- _THE RECORDS_:
.....
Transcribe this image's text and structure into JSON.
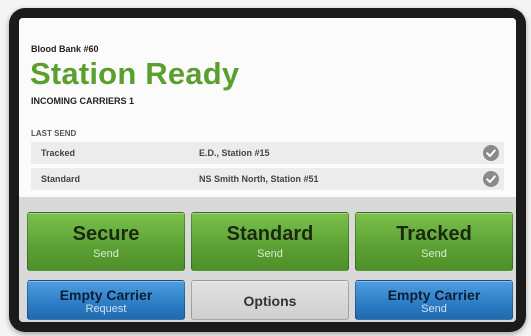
{
  "header": {
    "bank_title": "Blood Bank #60",
    "station_status": "Station Ready",
    "incoming": "INCOMING CARRIERS 1",
    "status_color": "#5b9f2f"
  },
  "last_send": {
    "title": "LAST SEND",
    "rows": [
      {
        "type": "Tracked",
        "destination": "E.D., Station #15",
        "icon": "check-circle-icon"
      },
      {
        "type": "Standard",
        "destination": "NS Smith North, Station #51",
        "icon": "check-circle-icon"
      }
    ]
  },
  "buttons": {
    "secure": {
      "label": "Secure",
      "sub": "Send"
    },
    "standard": {
      "label": "Standard",
      "sub": "Send"
    },
    "tracked": {
      "label": "Tracked",
      "sub": "Send"
    },
    "empty_request": {
      "label": "Empty Carrier",
      "sub": "Request"
    },
    "options": {
      "label": "Options"
    },
    "empty_send": {
      "label": "Empty Carrier",
      "sub": "Send"
    }
  },
  "colors": {
    "green": "#5ea336",
    "blue": "#2f80c8",
    "gray": "#cfcfcf"
  }
}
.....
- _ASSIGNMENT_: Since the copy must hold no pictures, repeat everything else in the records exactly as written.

- _WRITTEN SOLUTION_:
Transcribe this image's text and structure into JSON.
{
  "header": {
    "bank_title": "Blood Bank #60",
    "station_status": "Station Ready",
    "incoming": "INCOMING CARRIERS 1",
    "status_color": "#5b9f2f"
  },
  "last_send": {
    "title": "LAST SEND",
    "rows": [
      {
        "type": "Tracked",
        "destination": "E.D., Station #15",
        "icon": "check-circle-icon"
      },
      {
        "type": "Standard",
        "destination": "NS Smith North, Station #51",
        "icon": "check-circle-icon"
      }
    ]
  },
  "buttons": {
    "secure": {
      "label": "Secure",
      "sub": "Send"
    },
    "standard": {
      "label": "Standard",
      "sub": "Send"
    },
    "tracked": {
      "label": "Tracked",
      "sub": "Send"
    },
    "empty_request": {
      "label": "Empty Carrier",
      "sub": "Request"
    },
    "options": {
      "label": "Options"
    },
    "empty_send": {
      "label": "Empty Carrier",
      "sub": "Send"
    }
  },
  "colors": {
    "green": "#5ea336",
    "blue": "#2f80c8",
    "gray": "#cfcfcf"
  }
}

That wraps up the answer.